It seems that although the gap between the point blade and the stock (fixed) rail is correct for the back-to-back measurement of the wheels, i.e. the same as the check rails, it is close enough for the back of the wheel to touch, causing a short circuit as the blade was connected to the vee and so the opposite rail. I can't make the blade move over any further - it isn't long enough, and the switch that controls it doesn't have sufficient movement. So that means isolating the point blade from the opposite rail, and linking it to the adjacent stock rail.
As you can see from the photo, the point is such a tight radius and so short that this isn't an easy task without weakening it. I decided the best place to cut the rail was over a sleeper, so both sides of the cut were supported, and the only way to do this in-situ was with a slitting disc in the mini-drill. That has left a larger gap than I'd have liked, it doesn't seem to cause a problem but I am filling it with epoxy to rail height. The curved rail and blade were then only fixed by a small amount of solder at one end, so a piece of wire was soldered in to connect it electrically and physically to the stock rail, also further epoxy glue is being used to support it.
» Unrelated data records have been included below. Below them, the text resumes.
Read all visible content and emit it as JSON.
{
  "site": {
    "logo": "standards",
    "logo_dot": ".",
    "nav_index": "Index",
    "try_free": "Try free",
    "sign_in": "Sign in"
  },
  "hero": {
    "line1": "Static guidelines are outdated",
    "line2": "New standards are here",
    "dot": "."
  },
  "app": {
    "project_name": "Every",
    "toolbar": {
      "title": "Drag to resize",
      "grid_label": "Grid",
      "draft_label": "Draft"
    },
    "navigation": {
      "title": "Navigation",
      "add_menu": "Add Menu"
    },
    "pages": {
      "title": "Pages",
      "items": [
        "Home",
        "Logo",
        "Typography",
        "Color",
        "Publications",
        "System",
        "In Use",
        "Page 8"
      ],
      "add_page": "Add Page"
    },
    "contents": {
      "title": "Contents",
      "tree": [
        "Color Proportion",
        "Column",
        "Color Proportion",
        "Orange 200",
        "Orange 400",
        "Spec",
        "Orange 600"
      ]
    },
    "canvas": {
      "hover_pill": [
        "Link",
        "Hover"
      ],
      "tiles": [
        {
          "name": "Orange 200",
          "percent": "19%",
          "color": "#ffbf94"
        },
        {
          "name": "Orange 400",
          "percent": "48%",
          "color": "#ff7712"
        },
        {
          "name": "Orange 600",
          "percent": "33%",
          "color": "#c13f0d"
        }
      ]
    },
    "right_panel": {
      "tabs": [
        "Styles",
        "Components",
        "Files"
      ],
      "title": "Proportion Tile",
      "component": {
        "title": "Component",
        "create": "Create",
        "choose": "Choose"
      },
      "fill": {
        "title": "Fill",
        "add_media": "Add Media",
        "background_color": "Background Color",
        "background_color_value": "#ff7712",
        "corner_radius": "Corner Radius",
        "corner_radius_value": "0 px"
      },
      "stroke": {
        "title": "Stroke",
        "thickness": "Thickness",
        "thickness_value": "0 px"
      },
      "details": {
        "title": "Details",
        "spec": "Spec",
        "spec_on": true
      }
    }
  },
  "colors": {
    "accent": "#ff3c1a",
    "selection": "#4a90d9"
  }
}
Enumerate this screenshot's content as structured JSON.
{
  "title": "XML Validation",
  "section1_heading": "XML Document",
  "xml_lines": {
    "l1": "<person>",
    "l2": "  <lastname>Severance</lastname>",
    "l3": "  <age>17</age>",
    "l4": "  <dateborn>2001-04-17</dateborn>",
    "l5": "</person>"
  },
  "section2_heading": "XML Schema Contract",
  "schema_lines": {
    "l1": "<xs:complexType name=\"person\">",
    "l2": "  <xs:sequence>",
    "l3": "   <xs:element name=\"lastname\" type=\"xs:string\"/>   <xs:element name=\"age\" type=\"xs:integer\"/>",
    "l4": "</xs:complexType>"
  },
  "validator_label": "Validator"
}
The result is not pretty but it does work, no more shorts. I guess there is a chance of the 4-wheel loco stalling over the big isolating gap, but it seems OK at the moment. You can see I have only done this fix to the straight route, as this is the point it shorted every time, the curved route does get the occasional short but seems better for some reason. I'm hoping paint on the back of the blade might help (electrical switching is done separately), but in any case while the straight route will be in constant use for shunting, the kick-back siding is likely to be rarely used - it is more for scenic effect! The other two point are of larger radius and don't seem to have this problem at all.